UT's State Funding Battle
A recent cover story in Metro Pulse on UT president John Petersen would have you believe that Petersen and Gov. Phil Bredesen get along famously, but that hasn't exactly been the case of late.
At the March meeting of UT's Board of Trustees, Petersen took several shots at Bredesen's budget recommendations for the university, according to reports in other media. He termed the governor's recommended one-percent pay raise a "bum deal" for higher education personnel and vowed to keep striving for the five-percent raises that he's made a top priority. At the same time, Petersen vented that the governor's recommended capital outlays included only one of several UT priority projects: $32 million for infrastructure work on the site of the university's proposed new research campus on what has been its dairy farm. "It's frustrating when $32 million is all you get," Petersen was quoted as saying. And, indeed, that sum is far below the $110 million appropriated for five new and renovated UT buildings in the current fiscal year.
When asked about these criticisms in an appearance on WBIR-TV's Inside Tennessee program, Bredesen responded that they "didn't sit real well with me." And he went on to say that, "I think UT has done quite nicely under the plans that we've had, and I'd kind of throw it back to them a little bit and say, OK, but rather than us just always running around and scrambling and finding new dollars, how about you spending a little time combing through some of your programs and see if there are some things that are sort of fossilized and could be cut out or cut back."
In an effort to smooth over the apparent rift, UT's vice president for public and government affairs Hank Dye insists that Petersen's "bum deal" comment was taken out of context. As for fossilized programs, Dye says, "I can't say whether there are any fossils or not, but we are certainly looking all the time at reallocations to make sure we're spending the money the best way we can." (I couldn't get an interview with Petersen until after the deadline for this column but expect to be addressing his plans and views in this space next week.)
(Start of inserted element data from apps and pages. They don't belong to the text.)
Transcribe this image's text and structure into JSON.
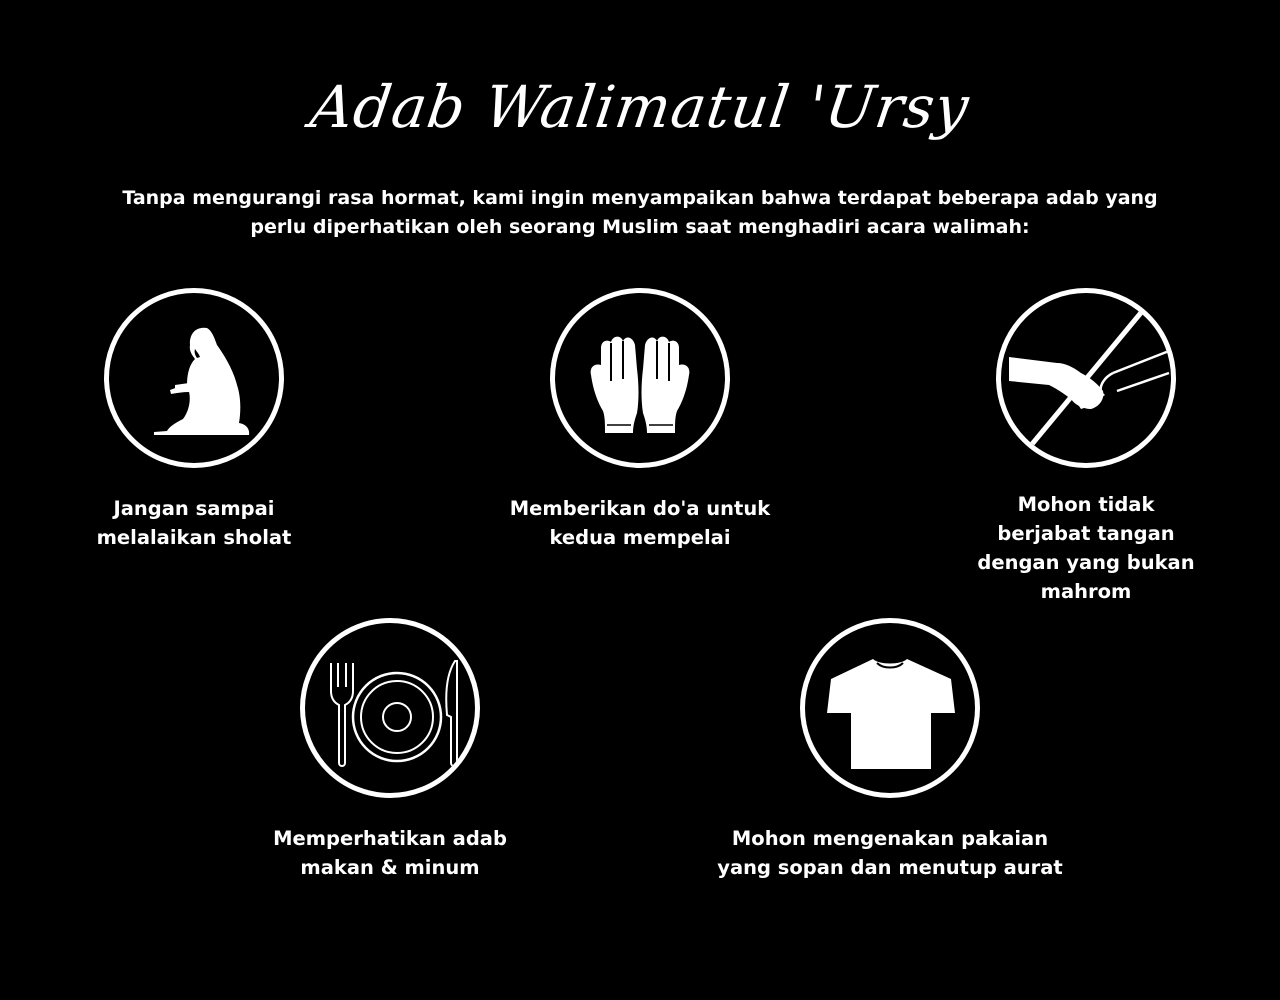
{
  "title": "Adab Walimatul 'Ursy",
  "intro": "Tanpa mengurangi rasa hormat, kami ingin menyampaikan bahwa terdapat beberapa adab yang perlu diperhatikan oleh seorang Muslim saat menghadiri acara walimah:",
  "items": [
    {
      "icon": "praying-person-icon",
      "label": "Jangan sampai melalaikan sholat"
    },
    {
      "icon": "praying-hands-icon",
      "label": "Memberikan do'a untuk kedua mempelai"
    },
    {
      "icon": "no-handshake-icon",
      "label": "Mohon tidak berjabat tangan dengan yang bukan mahrom"
    },
    {
      "icon": "plate-cutlery-icon",
      "label": "Memperhatikan adab makan & minum"
    },
    {
      "icon": "t-shirt-icon",
      "label": "Mohon mengenakan pakaian yang sopan dan menutup aurat"
    }
  ],
  "colors": {
    "background": "#000000",
    "foreground": "#ffffff"
  }
}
Meanwhile, the UT president is already making headway with his vow to trustees that: "We're going to have to battle a little more than we've done in the past. People think there's more money available." The Senate Education Committee, with Petersen front and center, unanimously recommended funding two additional capital projects: $30 million for a new School of Music facility in Knoxville and $48 million for a new library in Chattanooga. Last week he reportedly got a good reception at a House budget hearing with his appeal for more salary money from the state.
Getting faculty and staff salaries up to at least the average of the 10 other southern state universities that are deemed UT's peers has been at the top of Petersen's priority list for the past year or more. Presently, faculty compensation is about 93 percent of the average. So even a five-percent raise would only represent a step toward parity with what's a moving target.
It's true that in addition to a one-percent salary increase Bredesen recommended a two-percent bonus for state employees including higher ed. But UT officials don't consider a one-time bonus meaningful in narrowing the compensation gap. Nor are they desirous of tapping a $17 million increase in recommended operational funding for the university--an increase that falls short of restoring the nine-percent cut in UT's operating budget that Bredesen imposed in 2003.
By Bredesen's way of reckoning, the $40 million that he recommended for a pilot plant to produce ethanol from switchgrass counts as a UT outlay. "UT told me how important this switchgrass project was for developing their graduate school and Oak Ridge, and we put $40 million in capital and another $30 million in operating funds over the next three years into that," he said.
But as UT officials see it, this pioneering biofuels endeavor primarily represents an economic development initiative rather than an academic one. "This is a marvelous opportunity for Tennessee," says UT's recently named executive vice president, David Millhorn.
Assuming the pilot plant proves the commercial feasibility of processing switchgrass into ethanol, he envisions that within several years plants in rural areas around the state could be producing a billion gallons a year. "The really exciting thing is the job's created, and if the farmers own part of this, they could pay not only by growing the crop but also by processing the crop into ethanol. This will put a lot of money into our rural counties, and that's what we want to do."
For all its boldness on this front, UT is pulling in its horns when it comes to plans for the Cherokee Campus on the dairy farm site. An ambitious proposal to Bredesen last fall called for relocating nearly the entire College of Engineering, the physics department and other science buildings to the new 200-acre campus at a cost of $300 million. Another $110 million would have gone into renovation of vacated buildings on the main campus to accommodate an 8,000 student enrollment growth to 35,000.
However, Millhorn now says, "The cost of that would have been prohibitive." A new electrical and computer engineering building that would have been the first to go up on the Cherokee Campus is now due to be located on the main campus instead. And the only building firmly slated to go on the new campus is an Institute for Advanced Materials that represents a joint venture between UT and ORNL. But Millhorn foresees other research-intensive facilities getting built there over time, including high-tech private ventures.
As for creating more space to allow for student body growth, Millhorn says, "We have to look very carefully at how efficiently we are utilizing our existing space, our classrooms, before we start an aggressive program to build new ones."
So it's not as if the university isn't paying heed to Bredesen's admonitions to hold down costs or, as Petersen has often said, to be good stewards of taxpayer dollars.